An occasional saunter through the churches of the Square Mile                                
        An occasional saunter through the churches of the Square Mile

          home   index   map   latest   e-mail   about this site   resources   small print
          St Mary Woolnoth                                          
          St Mary Woolnoth                                    
Opinions vary greatly as to the merits of this church
, observed Margaret Tabor in her splendid little 1924 volume London City Churches, a review of all those churches in the City built up to the end of the 18th Century. Some critics point to it as an illustration of the lack of genius of Wren's pupils... others find "much refinement" in the north front, and admire the classical details... The clanging quotation marks that drop around the words 'much refinement' probably tell us all we need to know about Ms Tabor's opinion. The pupil of Wren who was lacking in genius on this occasion was Nicholas Hawksmoor of course, who is today recognised as quite the most innovative English urban church architect of the 18th Century. That Ms Tabor was not without allies is reflected in the fact that on several occasions this building has been threatened. In 1863 an application was made for its demolition, so that the land could be used for the construction of Bank underground station. The parishioners fought off the attempt (in the event, the station was built in the crypt, and the neo-classical screen now hosting a Starbucks to the south of the church was built as the station entrance). In 1919, the Diocese of London's Commission into City Churches recommended St Mary Woolnoth as one of nineteen churches for demolition, the proceeds going to the construction of new churches in the suburbs.

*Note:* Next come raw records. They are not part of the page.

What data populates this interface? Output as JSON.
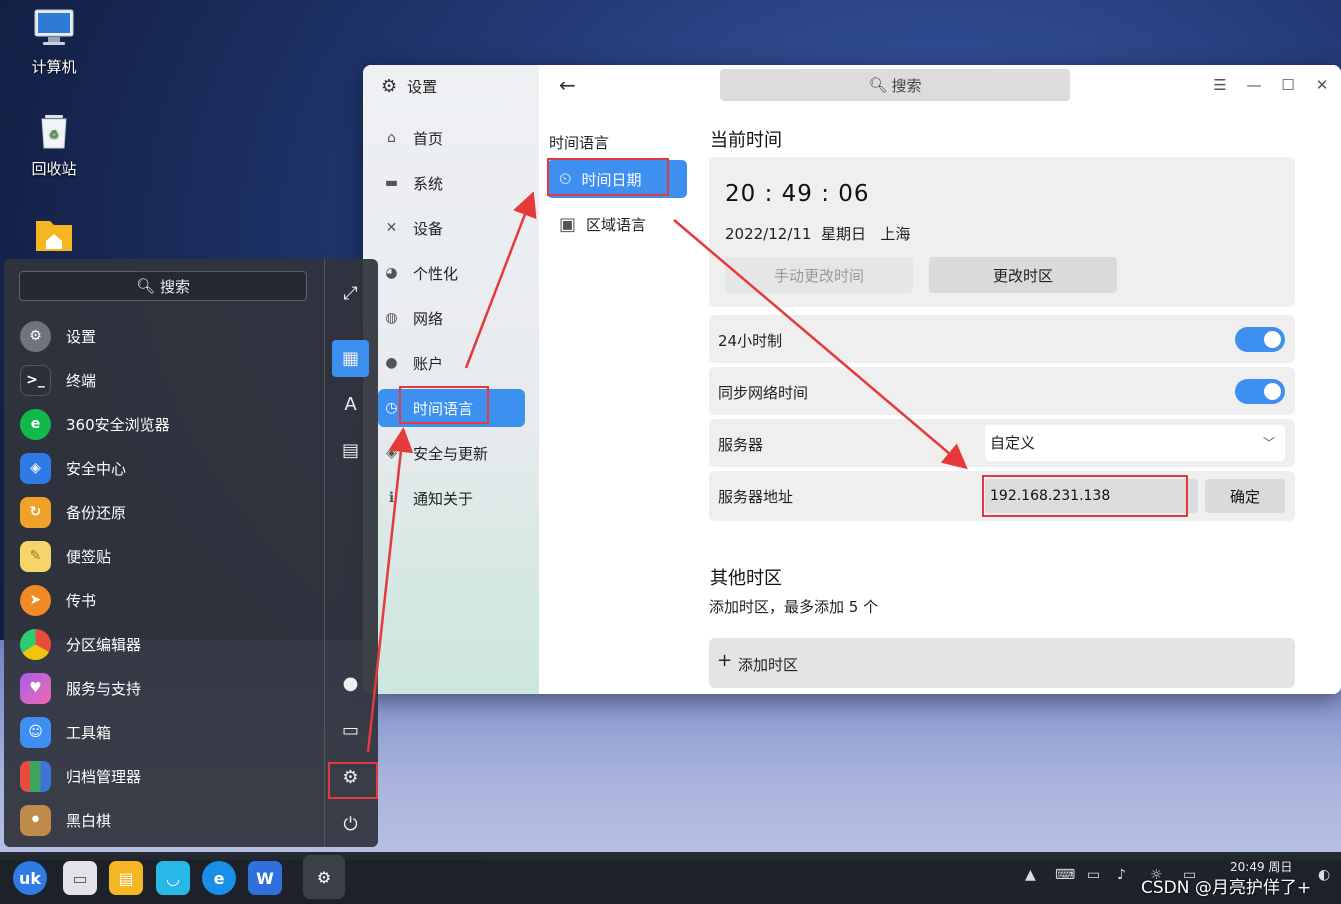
{
  "desktop": {
    "icons": [
      {
        "label": "计算机"
      },
      {
        "label": "回收站"
      },
      {
        "label": ""
      }
    ]
  },
  "settings": {
    "app_title": "设置",
    "search_placeholder": "搜索",
    "nav": [
      {
        "label": "首页"
      },
      {
        "label": "系统"
      },
      {
        "label": "设备"
      },
      {
        "label": "个性化"
      },
      {
        "label": "网络"
      },
      {
        "label": "账户"
      },
      {
        "label": "时间语言"
      },
      {
        "label": "安全与更新"
      },
      {
        "label": "通知关于"
      }
    ],
    "active_nav": "时间语言",
    "sub_title": "时间语言",
    "sub_items": [
      {
        "label": "时间日期"
      },
      {
        "label": "区域语言"
      }
    ],
    "current_time": {
      "title": "当前时间",
      "time": "20 : 49 : 06",
      "date": "2022/12/11",
      "weekday": "星期日",
      "city": "上海",
      "manual_btn": "手动更改时间",
      "timezone_btn": "更改时区"
    },
    "rows": {
      "hour24": "24小时制",
      "sync": "同步网络时间",
      "server_label": "服务器",
      "server_value": "自定义",
      "addr_label": "服务器地址",
      "addr_value": "192.168.231.138",
      "confirm": "确定"
    },
    "other": {
      "title": "其他时区",
      "desc": "添加时区，最多添加 5 个",
      "add": "添加时区"
    }
  },
  "start_menu": {
    "search_placeholder": "搜索",
    "apps": [
      {
        "label": "设置"
      },
      {
        "label": "终端"
      },
      {
        "label": "360安全浏览器"
      },
      {
        "label": "安全中心"
      },
      {
        "label": "备份还原"
      },
      {
        "label": "便签贴"
      },
      {
        "label": "传书"
      },
      {
        "label": "分区编辑器"
      },
      {
        "label": "服务与支持"
      },
      {
        "label": "工具箱"
      },
      {
        "label": "归档管理器"
      },
      {
        "label": "黑白棋"
      }
    ]
  },
  "taskbar": {
    "clock": "20:49 周日",
    "watermark": "CSDN @月亮护佯了+"
  },
  "colors": {
    "accent": "#3d8ff0",
    "annotation": "#e5393b"
  }
}
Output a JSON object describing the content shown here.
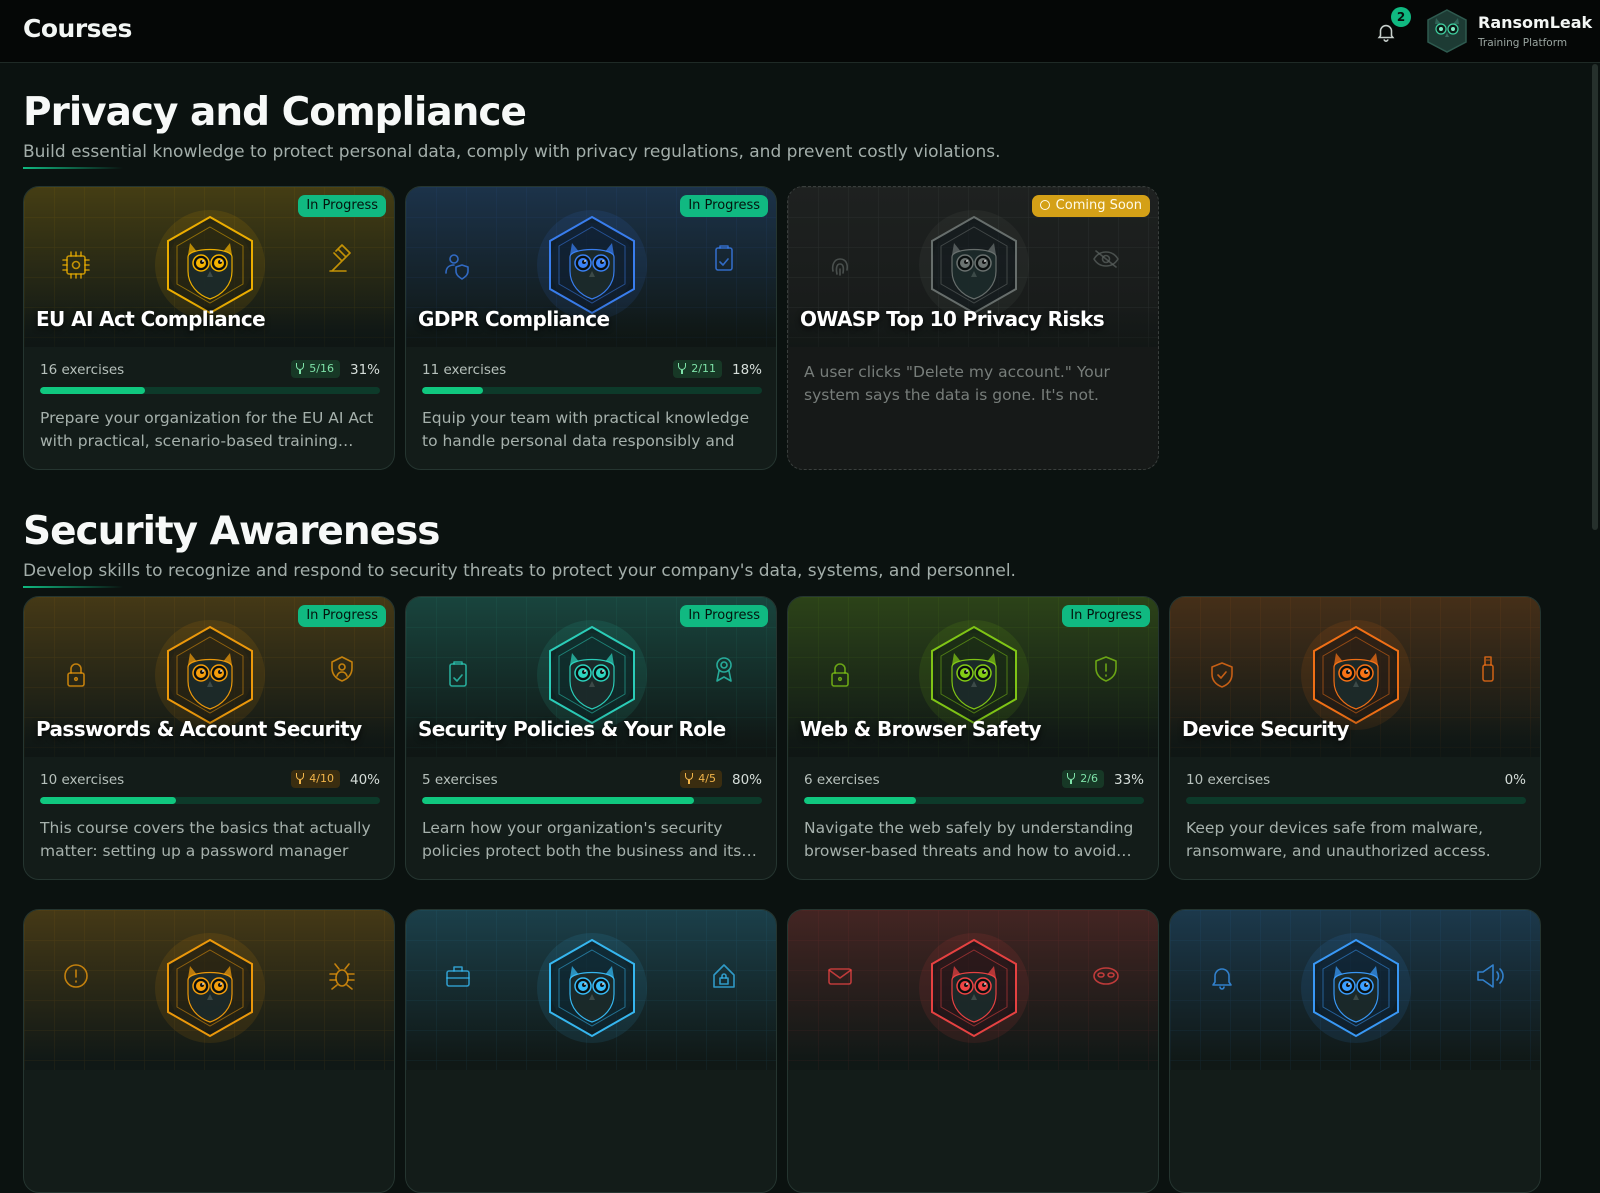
{
  "header": {
    "title": "Courses",
    "notifications_count": "2",
    "brand_name": "RansomLeak",
    "brand_subtitle": "Training Platform"
  },
  "sections": [
    {
      "title": "Privacy and Compliance",
      "description": "Build essential knowledge to protect personal data, comply with privacy regulations, and prevent costly violations.",
      "courses": [
        {
          "title": "EU AI Act Compliance",
          "status": "In Progress",
          "exercises": "16 exercises",
          "trophy": "5/16",
          "percent": "31%",
          "progress": 0.31,
          "description": "Prepare your organization for the EU AI Act with practical, scenario-based training…",
          "accent": "#f5b400",
          "icons": [
            "chip-icon",
            "gavel-icon"
          ]
        },
        {
          "title": "GDPR Compliance",
          "status": "In Progress",
          "exercises": "11 exercises",
          "trophy": "2/11",
          "percent": "18%",
          "progress": 0.18,
          "description": "Equip your team with practical knowledge to handle personal data responsibly and stay…",
          "accent": "#3b82f6",
          "icons": [
            "user-shield-icon",
            "clipboard-check-icon"
          ]
        },
        {
          "title": "OWASP Top 10 Privacy Risks",
          "status": "Coming Soon",
          "description": "A user clicks \"Delete my account.\" Your system says the data is gone. It's not. Their…",
          "accent": "#6b7280",
          "icons": [
            "fingerprint-icon",
            "eye-off-icon"
          ]
        }
      ]
    },
    {
      "title": "Security Awareness",
      "description": "Develop skills to recognize and respond to security threats to protect your company's data, systems, and personnel.",
      "courses": [
        {
          "title": "Passwords & Account Security",
          "status": "In Progress",
          "exercises": "10 exercises",
          "trophy": "4/10",
          "percent": "40%",
          "progress": 0.4,
          "description": "This course covers the basics that actually matter: setting up a password manager so…",
          "accent": "#f59e0b",
          "icons": [
            "lock-icon",
            "user-badge-icon"
          ]
        },
        {
          "title": "Security Policies & Your Role",
          "status": "In Progress",
          "exercises": "5 exercises",
          "trophy": "4/5",
          "percent": "80%",
          "progress": 0.8,
          "description": "Learn how your organization's security policies protect both the business and its…",
          "accent": "#2dd4bf",
          "icons": [
            "clipboard-check-icon",
            "award-icon"
          ]
        },
        {
          "title": "Web & Browser Safety",
          "status": "In Progress",
          "exercises": "6 exercises",
          "trophy": "2/6",
          "percent": "33%",
          "progress": 0.33,
          "description": "Navigate the web safely by understanding browser-based threats and how to avoid…",
          "accent": "#84cc16",
          "icons": [
            "lock-icon",
            "shield-alert-icon"
          ]
        },
        {
          "title": "Device Security",
          "exercises": "10 exercises",
          "percent": "0%",
          "progress": 0,
          "description": "Keep your devices safe from malware, ransomware, and unauthorized access. This…",
          "accent": "#f97316",
          "icons": [
            "shield-check-icon",
            "usb-icon"
          ]
        }
      ]
    }
  ],
  "row3_cards": [
    {
      "accent": "#f59e0b",
      "icons": [
        "alert-circle-icon",
        "bug-icon"
      ]
    },
    {
      "accent": "#38bdf8",
      "icons": [
        "briefcase-icon",
        "house-lock-icon"
      ]
    },
    {
      "accent": "#ef4444",
      "icons": [
        "mail-icon",
        "mask-icon"
      ]
    },
    {
      "accent": "#3b9eff",
      "icons": [
        "bell-icon",
        "megaphone-icon"
      ]
    }
  ]
}
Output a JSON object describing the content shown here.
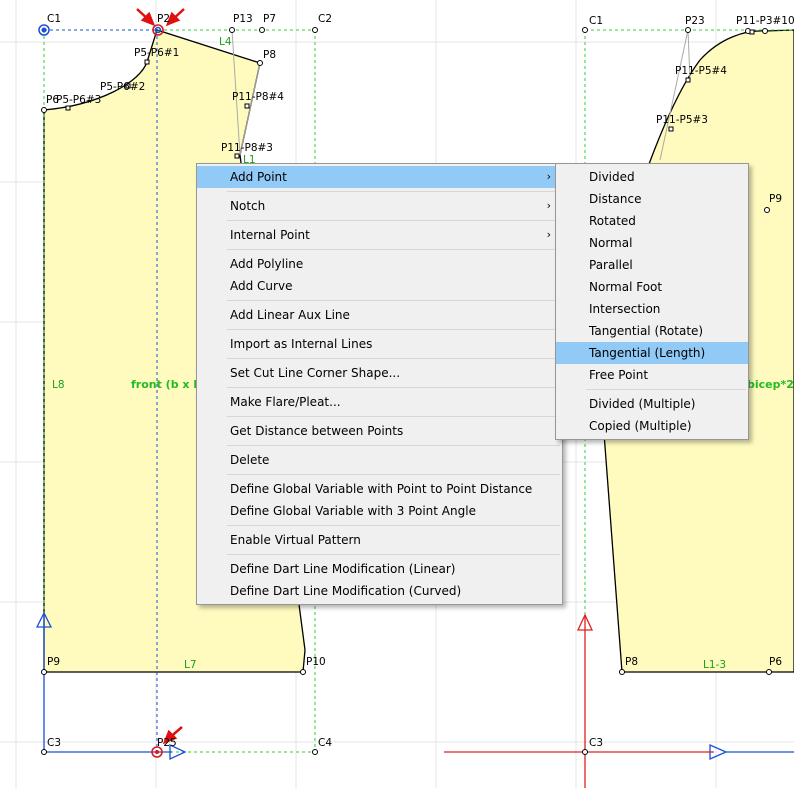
{
  "canvas": {
    "corner_labels": [
      "C1",
      "C2",
      "C3",
      "C4",
      "C1",
      "C3"
    ],
    "point_labels": [
      "P5-P6#1",
      "P5-P6#2",
      "P5-P6#3",
      "P6",
      "P2",
      "P13",
      "P7",
      "P8",
      "P11-P8#4",
      "P11-P8#3",
      "P9",
      "P10",
      "P25"
    ],
    "line_labels": [
      "L4",
      "L1",
      "L8",
      "L7"
    ],
    "pattern_label_left": "front (b x le",
    "right_point_labels": [
      "P23",
      "P11-P3#10",
      "P11-P5#4",
      "P11-P5#3",
      "P9",
      "P8",
      "P6"
    ],
    "right_line_labels": [
      "L1-3"
    ],
    "pattern_label_right": "bicep*2"
  },
  "context_menu": {
    "items": [
      {
        "label": "Add Point",
        "submenu": true,
        "highlighted": true
      },
      {
        "sep": true
      },
      {
        "label": "Notch",
        "submenu": true
      },
      {
        "sep": true
      },
      {
        "label": "Internal Point",
        "submenu": true
      },
      {
        "sep": true
      },
      {
        "label": "Add Polyline"
      },
      {
        "label": "Add Curve"
      },
      {
        "sep": true
      },
      {
        "label": "Add Linear Aux Line"
      },
      {
        "sep": true
      },
      {
        "label": "Import as Internal Lines"
      },
      {
        "sep": true
      },
      {
        "label": "Set Cut Line Corner Shape..."
      },
      {
        "sep": true
      },
      {
        "label": "Make Flare/Pleat..."
      },
      {
        "sep": true
      },
      {
        "label": "Get Distance between Points"
      },
      {
        "sep": true
      },
      {
        "label": "Delete"
      },
      {
        "sep": true
      },
      {
        "label": "Define Global Variable with Point to Point Distance"
      },
      {
        "label": "Define Global Variable with 3 Point Angle"
      },
      {
        "sep": true
      },
      {
        "label": "Enable Virtual Pattern"
      },
      {
        "sep": true
      },
      {
        "label": "Define Dart Line Modification (Linear)"
      },
      {
        "label": "Define Dart Line Modification (Curved)"
      }
    ]
  },
  "submenu": {
    "items": [
      {
        "label": "Divided"
      },
      {
        "label": "Distance"
      },
      {
        "label": "Rotated"
      },
      {
        "label": "Normal"
      },
      {
        "label": "Parallel"
      },
      {
        "label": "Normal Foot"
      },
      {
        "label": "Intersection"
      },
      {
        "label": "Tangential (Rotate)"
      },
      {
        "label": "Tangential (Length)",
        "highlighted": true
      },
      {
        "label": "Free Point"
      },
      {
        "sep": true
      },
      {
        "label": "Divided (Multiple)"
      },
      {
        "label": "Copied (Multiple)"
      }
    ]
  },
  "colors": {
    "pattern_fill": "#fffbbf",
    "green_dashed": "#33cc33",
    "blue_axis": "#1a4fd6",
    "red_axis": "#e02020",
    "highlight": "#91c9f7",
    "menu_bg": "#f0f0f0"
  },
  "icons": [
    "red-arrow-icon",
    "blue-arrow-icon",
    "target-icon"
  ]
}
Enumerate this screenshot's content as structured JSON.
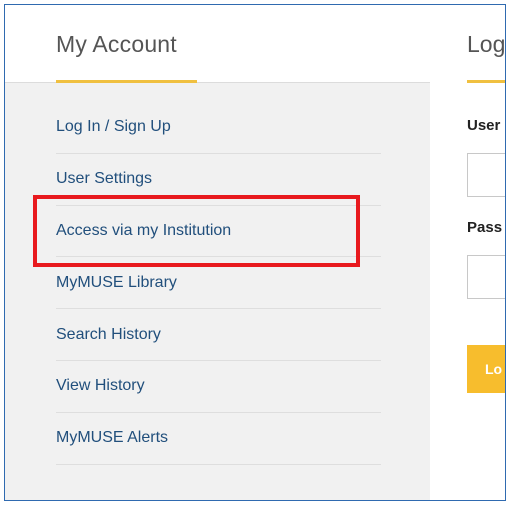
{
  "sidebar": {
    "title": "My Account",
    "items": [
      {
        "label": "Log In / Sign Up"
      },
      {
        "label": "User Settings"
      },
      {
        "label": "Access via my Institution"
      },
      {
        "label": "MyMUSE Library"
      },
      {
        "label": "Search History"
      },
      {
        "label": "View History"
      },
      {
        "label": "MyMUSE Alerts"
      }
    ],
    "highlighted_item": "Access via my Institution"
  },
  "main": {
    "title": "Log",
    "username_label": "User",
    "username_value": "",
    "password_label": "Pass",
    "password_value": "",
    "login_button_label": "Lo"
  },
  "colors": {
    "accent": "#f0c040",
    "link": "#214f7c",
    "highlight_box": "#e8191e",
    "button": "#f7bd2d"
  }
}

St Mary Woolnoth's superb location at the meeting point of Lothbury and King William Street is of course the main reason for these periodic avaricious attempted land grabs, but it must be said that over the years there are many people who haven't really 'got' St Mary Woolnoth. The purity of the Classical form is undoubted - how the Victorians must have hated it! - but that box of an interior, unrelenting in its mathematical perfection, is easier to admire than to love. When the galleries were in situ and before the high box pews were replaced it must have been a claustrophobic experience sitting here on a Sunday, despite the light from above. Sometimes I take people in here and it blows them away, it takes their breath away. It doesn't do that to me. Perhaps I, too, am one of the people who don't really get St Mary Woolnoth.

Quite what TS Eliot thought of it I don't know, but his own memories of working in the City which weave their way into his masterpiece, The Waste Land, recalled the church very precisely:

Under the brown fog of a winter dawn,
A crowd flowed over London Bridge, so many,
I had not thought death had undone so many.
Sighs, short and infrequent, were exhaled,
And each man fixed his eyes before his feet.
Flowed up the hill and down King William Street,
To where Saint Mary Woolnoth kept the hours
With a dead sound on the final stroke of nine.

One of the rectors here at the end of the 18th Century was the hymn writer John Newton. Newton had been a slave trader in an earlier part of his life, but repented and became a vocal opponent of the trade. He is buried here, and his epitaph, although fully in the language of early 19th Century pious memory, is still rather moving: John Newton, clerk, once an infidel and libertine, a servant of slaves in Africa, was by the rich mercy of our Lord and Saviour Jesus Christ, preserved, restored, pardoned and appointed to preach the Faith he had laboured long to destroy.

Simon Knott, December 2015

location: King William Street 4/047
status: working parish church
access: open Monday to Friday, services Sunday

St Mary Woolnoth to where St Mary Woolnoth kept the hours St Mary Woolnoth view from the porch St Mary Woolnoth St Mary Woolnoth St Mary Woolnoth St Mary Woolnoth Blessed Virgin and Child> died of fever at Innsbruck churchwarden, banker, goldsmith, oarsman, gardener, antiquary St Mary Woolnoth once an infidel and libertine St Mary Woolnoth St Edmund St Nicholas> cross

Commission from supports the running of this site

          home   index   map   latest   e-mail   about this site   resources   small print
An occasional saunter through the churches of the Square Mile
        An occasional saunter through the churches of the Square Mile